Jane Austen wrote a perfect number of perfect novels. In the probable order of her last attention to them these six are: Northanger Abbey, Sense and Sensibility, Pride and Prejudice, Mansfield Park, Emma, and Persuasion. Their perfection, which I shall treat as given, presents at once an invitation and a difficulty. Devoted novel readers know that their attention is ever divided between the tale and their delight in its telling. And so, while reading, I find myself continually forming the question: Just what is so wonderful here? What is the essence of this perfection? But here arises the difficulty: It appears to be the nature of perfect works that they have no crevices by which to force an entry. Ordinarily, in dealing with an ostensibly truth-telling text, we bustle into it, we expound, expose, penetrate to something carefully secreted, decently hidden, unintended, or false. I wonder whether such burrowing is ever quite in harmony with the author’s hopes, except perhaps in the case of the Platonic dialogues. At any rate, confronted with these novels and ashamed to force unseemly entries, I am driven to the thought that their kind of perfection is impenetrable and has no obscure depth; that it presents a smooth, continuous plane, which is not a surface because it has no bidden center. These works repel the interpretative assault, whether it is attempted through a long siege of cyclical reading or in a straight dash through the six. And yet there is no escaping the insistent desire to lay hold of the essence of those novels, a desire which is really the wish to capture and fix their pleasure by an adequate reflection on its cause. But since a penetration of the novels seems to be a doomed undertaking—their essence apparently being that they have none—I thought I might satisfy myself by attempting merely to articulate and itemize the various perfections and felicities which make the novels what they are. (Read more.)

Sunday, August 12, 2018

Letter from Marie-Antoinette at the Vatican

 A letter conserved in the Vatican archives is from Marie-Antoinette to one of her brothers-in-law. It is appears to be a letter of shared condolences, perhaps on the occasion of the death of one of Marie-Antoinette's children, either the first Dauphin or Baby Madame Sophie.

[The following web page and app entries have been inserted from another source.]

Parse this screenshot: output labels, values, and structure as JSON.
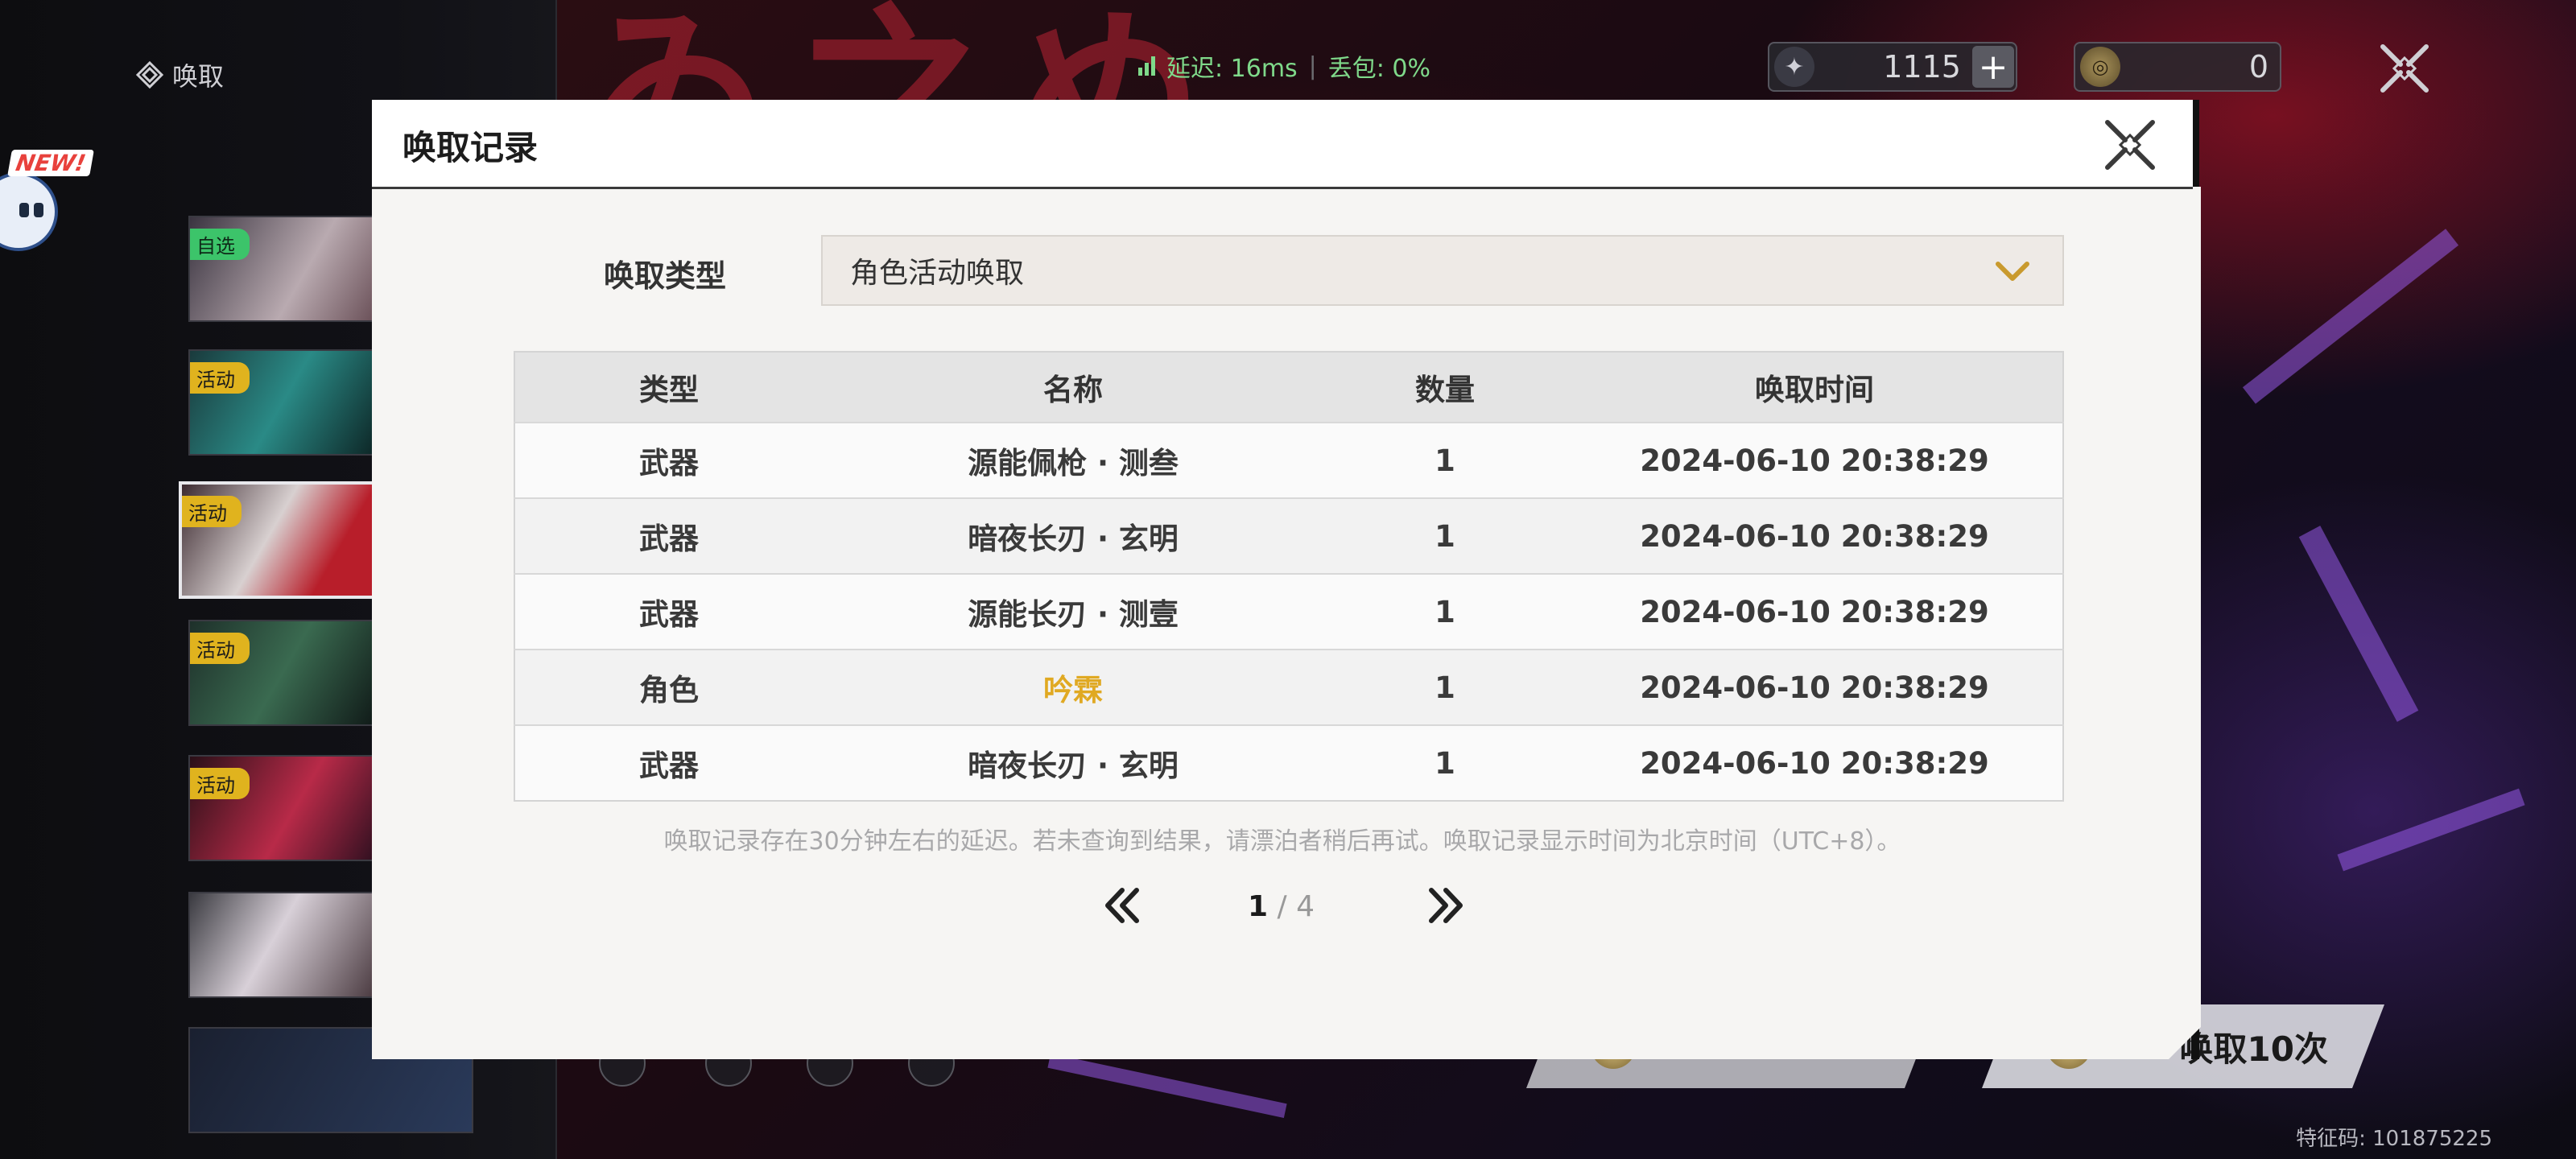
{
  "screen": {
    "title": "唤取",
    "latency_label": "延迟: 16ms",
    "packet_loss_label": "丢包: 0%",
    "currency_a": "1115",
    "currency_b": "0",
    "pull_10_label": "唤取10次",
    "signature": "特征码: 101875225",
    "banner_tags": [
      "自选",
      "活动",
      "活动",
      "活动",
      "活动"
    ],
    "new_label": "NEW!"
  },
  "modal": {
    "title": "唤取记录",
    "type_label": "唤取类型",
    "selected_type": "角色活动唤取",
    "columns": [
      "类型",
      "名称",
      "数量",
      "唤取时间"
    ],
    "rows": [
      {
        "type": "武器",
        "name": "源能佩枪 · 测叁",
        "qty": "1",
        "time": "2024-06-10 20:38:29"
      },
      {
        "type": "武器",
        "name": "暗夜长刃 · 玄明",
        "qty": "1",
        "time": "2024-06-10 20:38:29"
      },
      {
        "type": "武器",
        "name": "源能长刃 · 测壹",
        "qty": "1",
        "time": "2024-06-10 20:38:29"
      },
      {
        "type": "角色",
        "name": "吟霖",
        "qty": "1",
        "time": "2024-06-10 20:38:29"
      },
      {
        "type": "武器",
        "name": "暗夜长刃 · 玄明",
        "qty": "1",
        "time": "2024-06-10 20:38:29"
      }
    ],
    "note": "唤取记录存在30分钟左右的延迟。若未查询到结果，请漂泊者稍后再试。唤取记录显示时间为北京时间（UTC+8）。",
    "page_current": "1",
    "page_total": " / 4",
    "highlight_color": "#e0a922"
  }
}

I am thinking it might be one of the Italian brothers-in-law, such as the Prince of Piedmont, the future King Charles Emmanuel IV of Sardinia, who was married to Clothilde of France. They were a loving couple but they had ongoing sorrows, including childlessness. Charles Emmanuel was also the brother of the Comtesse de Provence and the Comtesse d'Artois, as well as being close friends with his cousin Henry Benedict Stuart, Cardinal Duke of York. After his wife's death, the King abdicated and became a Jesuit lay-brother in Rome, which is probably how the letter came to the Vatican.

Charles Emmanuel IV of Savoy


Are Globalists Plotting a Counter-Revolution?

From Townhall:
For consider the fruits of free trade policy during the last 25 years: the frozen wages of U.S. workers, $12 trillion in U.S. trade deficits, 55,000 factories lost, 6 million manufacturing jobs gone, China surpassing the U.S in manufacturing, all causing a backlash that pushed a political novice to the Republican nomination and into the presidency. To maintain a belief in the superiority of free trade to economic patriotism, in the face of such results, is to recognize that this belief system is impervious to contradictory proof. Still, the enduring enthusiasm of free trade zealots is not the only sign that GOP globalists, having learned nothing and forgotten nothing, are looking to a post-Trump era to resurrect their repudiated dogmas. (Read more.)